PEDIG | ATS18 – Pediatric Amblyopia Study

Why we are doing this study:
This is a study for children age 5 year to less than 17 years old who have AMBLYOPIA, sometimes referred to as lazy eye, a condition where one of the eyes does not work as well as the other. This study will look at using a game played on an iPad® or putting a patch over the good eye to treat amblyopia.  We are trying to find out if playing this game works compared to patching.

Who can be in the study:
Children age 5 years to less than 17 years with amblyopia .  No amblyopia treatment (atropine, patching, Bangerter, vision therapy) in the past 2 weeks

Specific screening questions will be asked before scheduling a study appointment.

What the study involves:
The length of the study is 16 weeks with check-ups at 4, 8, 12, and 16 weeks. The length of the visits will depend on how old your child is. Visits can range from 1 ½ hours to 3 hours. At the end of your first study visit, your child will be randomized (like the toss of a coin) to either computer game or patching.  Your child will be asked to play a computer game on an iPad  for 1 hour a day, 7 days a week for 16 weeks OR your child will be asked to wear a patch 2 hours per day, 7 days per week for 16 weeks.   At each visit, your child will:

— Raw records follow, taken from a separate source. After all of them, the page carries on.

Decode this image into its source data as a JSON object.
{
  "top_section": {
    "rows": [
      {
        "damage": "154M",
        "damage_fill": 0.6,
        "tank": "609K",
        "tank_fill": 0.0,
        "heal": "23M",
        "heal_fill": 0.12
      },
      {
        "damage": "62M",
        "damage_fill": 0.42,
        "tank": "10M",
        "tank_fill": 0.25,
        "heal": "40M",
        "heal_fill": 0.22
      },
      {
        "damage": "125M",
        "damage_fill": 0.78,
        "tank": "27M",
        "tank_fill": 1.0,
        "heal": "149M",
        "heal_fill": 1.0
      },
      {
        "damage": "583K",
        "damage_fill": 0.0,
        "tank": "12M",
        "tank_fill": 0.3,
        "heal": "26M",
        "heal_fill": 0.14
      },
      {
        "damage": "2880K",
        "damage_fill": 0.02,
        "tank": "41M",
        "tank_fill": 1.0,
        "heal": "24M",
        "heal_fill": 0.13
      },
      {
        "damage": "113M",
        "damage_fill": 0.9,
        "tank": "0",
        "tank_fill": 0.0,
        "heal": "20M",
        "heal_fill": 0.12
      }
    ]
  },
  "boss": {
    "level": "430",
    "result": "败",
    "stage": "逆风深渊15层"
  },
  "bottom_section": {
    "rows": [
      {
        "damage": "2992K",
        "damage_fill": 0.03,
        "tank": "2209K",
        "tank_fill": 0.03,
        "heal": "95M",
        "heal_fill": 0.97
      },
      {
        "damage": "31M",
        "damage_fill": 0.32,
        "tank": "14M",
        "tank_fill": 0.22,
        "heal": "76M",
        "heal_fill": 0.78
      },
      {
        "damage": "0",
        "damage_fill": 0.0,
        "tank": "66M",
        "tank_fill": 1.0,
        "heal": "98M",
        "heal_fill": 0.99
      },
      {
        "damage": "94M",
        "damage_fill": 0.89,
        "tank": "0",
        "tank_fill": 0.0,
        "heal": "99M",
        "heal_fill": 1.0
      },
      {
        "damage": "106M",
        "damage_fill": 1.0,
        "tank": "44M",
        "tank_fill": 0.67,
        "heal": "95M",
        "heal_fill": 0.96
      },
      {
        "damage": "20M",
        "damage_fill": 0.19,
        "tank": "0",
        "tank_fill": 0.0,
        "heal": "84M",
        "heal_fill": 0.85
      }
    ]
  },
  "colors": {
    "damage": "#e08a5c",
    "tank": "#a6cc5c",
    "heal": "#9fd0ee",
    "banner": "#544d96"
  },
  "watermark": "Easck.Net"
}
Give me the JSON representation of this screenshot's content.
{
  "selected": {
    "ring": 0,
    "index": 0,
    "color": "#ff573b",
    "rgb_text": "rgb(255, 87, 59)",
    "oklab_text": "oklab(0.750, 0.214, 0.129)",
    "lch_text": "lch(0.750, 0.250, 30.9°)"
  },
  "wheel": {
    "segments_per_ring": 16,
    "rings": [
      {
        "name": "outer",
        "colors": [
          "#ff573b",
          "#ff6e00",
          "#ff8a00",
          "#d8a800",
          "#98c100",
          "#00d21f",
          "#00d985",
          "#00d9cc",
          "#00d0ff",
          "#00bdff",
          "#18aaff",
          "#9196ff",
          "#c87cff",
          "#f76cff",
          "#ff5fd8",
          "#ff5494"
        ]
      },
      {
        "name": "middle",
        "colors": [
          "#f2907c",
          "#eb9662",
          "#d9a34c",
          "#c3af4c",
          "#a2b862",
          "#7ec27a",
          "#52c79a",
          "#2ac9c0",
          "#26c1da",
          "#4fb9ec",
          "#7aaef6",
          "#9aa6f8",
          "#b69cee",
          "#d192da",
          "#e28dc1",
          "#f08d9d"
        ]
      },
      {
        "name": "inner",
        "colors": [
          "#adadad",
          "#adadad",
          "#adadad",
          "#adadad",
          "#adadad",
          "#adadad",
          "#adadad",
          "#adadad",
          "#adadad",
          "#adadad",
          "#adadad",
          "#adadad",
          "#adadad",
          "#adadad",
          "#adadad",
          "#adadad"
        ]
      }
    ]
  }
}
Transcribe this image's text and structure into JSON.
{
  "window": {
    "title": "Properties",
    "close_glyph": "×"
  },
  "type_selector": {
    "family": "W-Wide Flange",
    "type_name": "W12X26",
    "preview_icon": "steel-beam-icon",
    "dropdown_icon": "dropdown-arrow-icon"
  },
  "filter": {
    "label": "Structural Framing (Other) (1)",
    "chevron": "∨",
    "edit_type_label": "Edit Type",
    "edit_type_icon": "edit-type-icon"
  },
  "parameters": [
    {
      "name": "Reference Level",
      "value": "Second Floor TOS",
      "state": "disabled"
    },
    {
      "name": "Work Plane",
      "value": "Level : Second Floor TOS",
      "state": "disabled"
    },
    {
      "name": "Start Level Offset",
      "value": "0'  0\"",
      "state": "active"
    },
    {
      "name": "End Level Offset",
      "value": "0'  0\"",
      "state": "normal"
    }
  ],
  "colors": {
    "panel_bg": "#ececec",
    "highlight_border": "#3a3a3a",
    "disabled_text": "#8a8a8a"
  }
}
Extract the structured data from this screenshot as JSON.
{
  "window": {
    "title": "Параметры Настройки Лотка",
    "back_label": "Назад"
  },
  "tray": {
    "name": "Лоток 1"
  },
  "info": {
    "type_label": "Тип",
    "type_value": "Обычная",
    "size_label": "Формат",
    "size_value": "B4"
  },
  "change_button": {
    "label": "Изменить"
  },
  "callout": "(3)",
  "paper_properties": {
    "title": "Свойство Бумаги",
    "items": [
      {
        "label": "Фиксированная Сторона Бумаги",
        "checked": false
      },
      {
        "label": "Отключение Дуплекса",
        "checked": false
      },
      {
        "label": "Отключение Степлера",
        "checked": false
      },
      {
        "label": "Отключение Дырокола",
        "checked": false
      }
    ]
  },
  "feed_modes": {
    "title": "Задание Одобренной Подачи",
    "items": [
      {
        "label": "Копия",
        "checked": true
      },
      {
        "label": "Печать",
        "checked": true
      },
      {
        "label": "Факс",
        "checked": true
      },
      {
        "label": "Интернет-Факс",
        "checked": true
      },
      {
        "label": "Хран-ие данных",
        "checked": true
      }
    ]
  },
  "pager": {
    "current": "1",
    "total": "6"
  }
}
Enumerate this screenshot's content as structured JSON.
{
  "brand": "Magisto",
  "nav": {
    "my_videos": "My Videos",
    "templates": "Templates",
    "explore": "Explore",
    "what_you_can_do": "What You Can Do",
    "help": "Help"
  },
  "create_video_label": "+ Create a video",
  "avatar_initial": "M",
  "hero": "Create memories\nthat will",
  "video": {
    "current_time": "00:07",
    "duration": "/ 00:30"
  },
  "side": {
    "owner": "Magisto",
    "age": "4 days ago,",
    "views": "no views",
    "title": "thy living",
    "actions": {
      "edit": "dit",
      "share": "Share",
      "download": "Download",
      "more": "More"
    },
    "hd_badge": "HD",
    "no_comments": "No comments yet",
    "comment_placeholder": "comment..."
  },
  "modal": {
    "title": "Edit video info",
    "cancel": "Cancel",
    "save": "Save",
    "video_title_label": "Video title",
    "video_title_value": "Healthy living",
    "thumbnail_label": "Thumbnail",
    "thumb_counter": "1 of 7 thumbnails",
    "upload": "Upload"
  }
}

  • Have his/her vision checked.
  • Have stereoacuity (depth perception) checked.
  • Have his/her eye alignment checked.
  • Complete other procedures designed to see if your child’s qualifies for the study.
  • Parents will complete a questionnaire at each visit.

Will you directly benefit from the study?
There may or may not be a benefit to your child by being in the study, but there is no guarantee.  

Other things you should know about the study:

  • Parental permission is required for minors (under age 18) to participate in this study, so a parent will need to be present during the enrollment visit.
  • The study will loan an ipad to your child.
  • You will receive $50 for each completed visit for your time for the study.

Principle Investigator: Marilyn Vricella
For more information, contact the Clinical Vision Research Center.